- [Data section]:
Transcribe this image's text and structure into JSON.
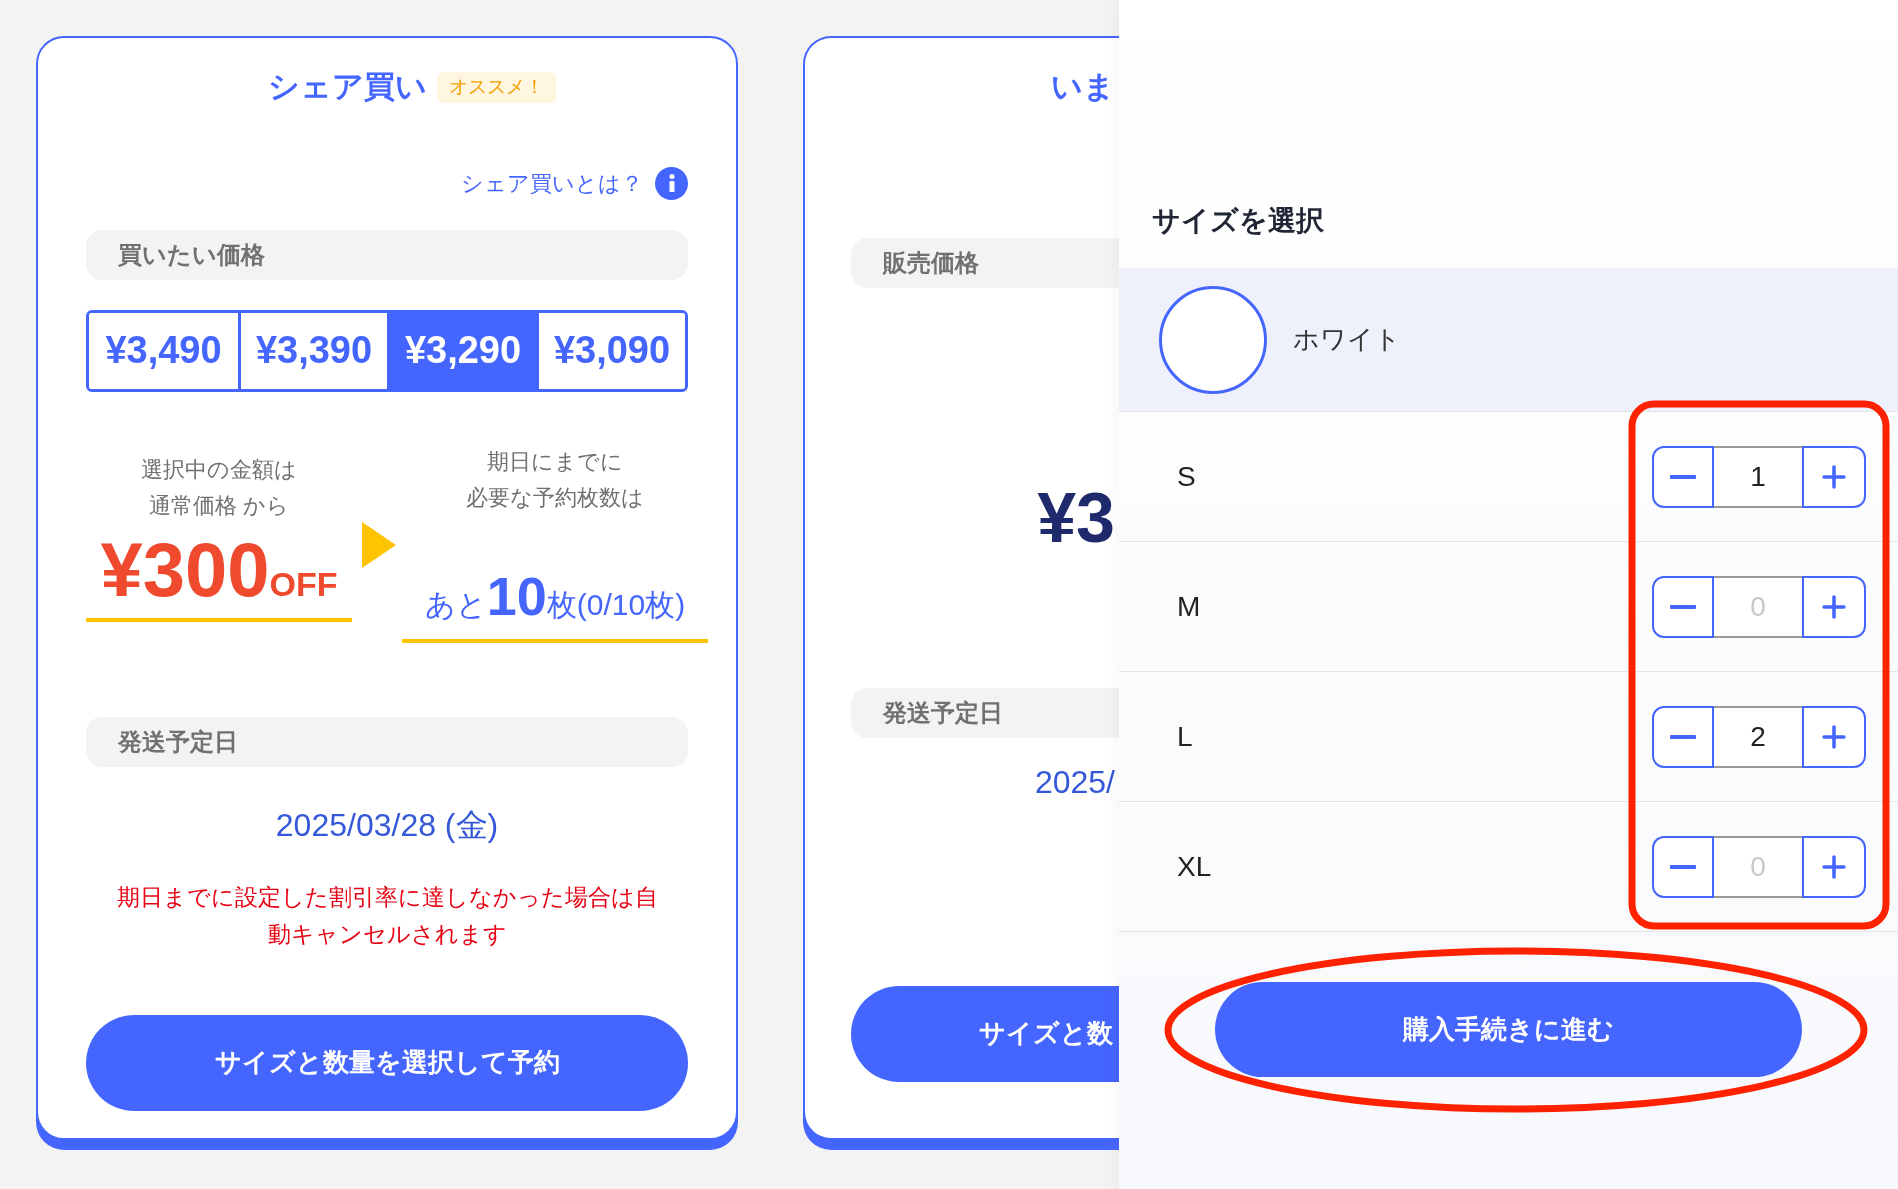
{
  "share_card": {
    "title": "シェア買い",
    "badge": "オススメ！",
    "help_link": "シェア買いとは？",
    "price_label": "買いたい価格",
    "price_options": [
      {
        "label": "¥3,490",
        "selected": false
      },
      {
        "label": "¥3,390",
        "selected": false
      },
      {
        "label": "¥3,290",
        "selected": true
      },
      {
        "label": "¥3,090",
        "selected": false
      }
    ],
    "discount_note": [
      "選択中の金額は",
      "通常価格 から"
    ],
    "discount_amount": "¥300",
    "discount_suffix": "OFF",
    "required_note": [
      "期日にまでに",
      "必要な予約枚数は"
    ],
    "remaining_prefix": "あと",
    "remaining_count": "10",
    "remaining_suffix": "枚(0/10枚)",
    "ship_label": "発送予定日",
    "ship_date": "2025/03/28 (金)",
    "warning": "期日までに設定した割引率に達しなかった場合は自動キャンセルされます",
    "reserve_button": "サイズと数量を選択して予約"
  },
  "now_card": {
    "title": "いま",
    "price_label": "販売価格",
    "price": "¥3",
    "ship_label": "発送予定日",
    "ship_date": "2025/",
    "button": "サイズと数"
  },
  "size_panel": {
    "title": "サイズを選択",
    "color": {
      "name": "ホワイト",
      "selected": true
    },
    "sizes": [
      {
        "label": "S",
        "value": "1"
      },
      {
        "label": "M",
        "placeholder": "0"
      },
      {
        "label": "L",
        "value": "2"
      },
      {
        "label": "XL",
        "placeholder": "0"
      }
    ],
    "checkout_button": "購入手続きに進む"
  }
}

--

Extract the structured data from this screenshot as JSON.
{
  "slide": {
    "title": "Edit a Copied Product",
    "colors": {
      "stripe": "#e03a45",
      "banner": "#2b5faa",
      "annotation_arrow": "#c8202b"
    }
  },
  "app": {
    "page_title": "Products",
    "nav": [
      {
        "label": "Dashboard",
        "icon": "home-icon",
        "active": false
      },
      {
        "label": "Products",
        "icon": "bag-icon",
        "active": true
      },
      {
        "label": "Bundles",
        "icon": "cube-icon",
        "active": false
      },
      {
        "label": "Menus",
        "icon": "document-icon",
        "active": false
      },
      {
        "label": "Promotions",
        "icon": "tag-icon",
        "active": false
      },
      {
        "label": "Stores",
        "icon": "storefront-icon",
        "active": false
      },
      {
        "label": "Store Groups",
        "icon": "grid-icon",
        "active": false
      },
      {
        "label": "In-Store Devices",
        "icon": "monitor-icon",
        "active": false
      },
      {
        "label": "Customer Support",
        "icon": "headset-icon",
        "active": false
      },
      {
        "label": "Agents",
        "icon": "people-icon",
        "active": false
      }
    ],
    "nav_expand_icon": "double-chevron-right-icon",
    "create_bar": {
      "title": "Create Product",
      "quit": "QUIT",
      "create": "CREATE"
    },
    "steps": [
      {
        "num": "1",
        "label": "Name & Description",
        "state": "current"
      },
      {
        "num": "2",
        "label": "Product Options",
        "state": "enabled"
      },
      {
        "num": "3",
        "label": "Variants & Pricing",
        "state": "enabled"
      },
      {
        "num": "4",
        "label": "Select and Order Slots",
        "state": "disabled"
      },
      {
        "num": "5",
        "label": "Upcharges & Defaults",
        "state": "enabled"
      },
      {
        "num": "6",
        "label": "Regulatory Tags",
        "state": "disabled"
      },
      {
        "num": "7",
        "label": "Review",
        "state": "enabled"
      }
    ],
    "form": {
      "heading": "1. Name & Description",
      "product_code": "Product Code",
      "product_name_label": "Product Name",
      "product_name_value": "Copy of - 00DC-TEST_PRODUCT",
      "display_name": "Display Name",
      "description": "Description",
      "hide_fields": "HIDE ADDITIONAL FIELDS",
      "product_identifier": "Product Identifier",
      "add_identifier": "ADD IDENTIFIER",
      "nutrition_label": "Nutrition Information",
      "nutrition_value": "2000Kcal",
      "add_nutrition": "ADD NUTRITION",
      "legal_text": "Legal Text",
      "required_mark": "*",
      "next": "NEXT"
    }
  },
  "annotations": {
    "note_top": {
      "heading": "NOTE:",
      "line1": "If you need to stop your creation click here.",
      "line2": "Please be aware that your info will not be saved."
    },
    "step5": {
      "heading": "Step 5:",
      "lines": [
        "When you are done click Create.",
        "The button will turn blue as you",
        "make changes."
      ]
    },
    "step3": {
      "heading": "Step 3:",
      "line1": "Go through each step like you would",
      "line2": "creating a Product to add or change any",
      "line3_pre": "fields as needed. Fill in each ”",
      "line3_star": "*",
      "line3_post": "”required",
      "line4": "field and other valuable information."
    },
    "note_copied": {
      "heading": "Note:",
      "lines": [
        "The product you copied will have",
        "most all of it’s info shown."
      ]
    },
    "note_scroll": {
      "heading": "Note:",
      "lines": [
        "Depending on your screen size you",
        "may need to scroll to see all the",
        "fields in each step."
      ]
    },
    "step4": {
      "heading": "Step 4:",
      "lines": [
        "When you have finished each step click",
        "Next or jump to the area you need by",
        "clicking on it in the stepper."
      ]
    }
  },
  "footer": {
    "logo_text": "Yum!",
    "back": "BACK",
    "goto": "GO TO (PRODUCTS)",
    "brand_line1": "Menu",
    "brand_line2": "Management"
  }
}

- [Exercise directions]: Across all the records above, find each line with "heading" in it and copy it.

- [Finished exercise]:
      "heading": "1. Name & Description",
      "heading": "NOTE:",
      "heading": "Step 5:",
      "heading": "Step 3:",
      "heading": "Note:",
      "heading": "Note:",
      "heading": "Step 4:",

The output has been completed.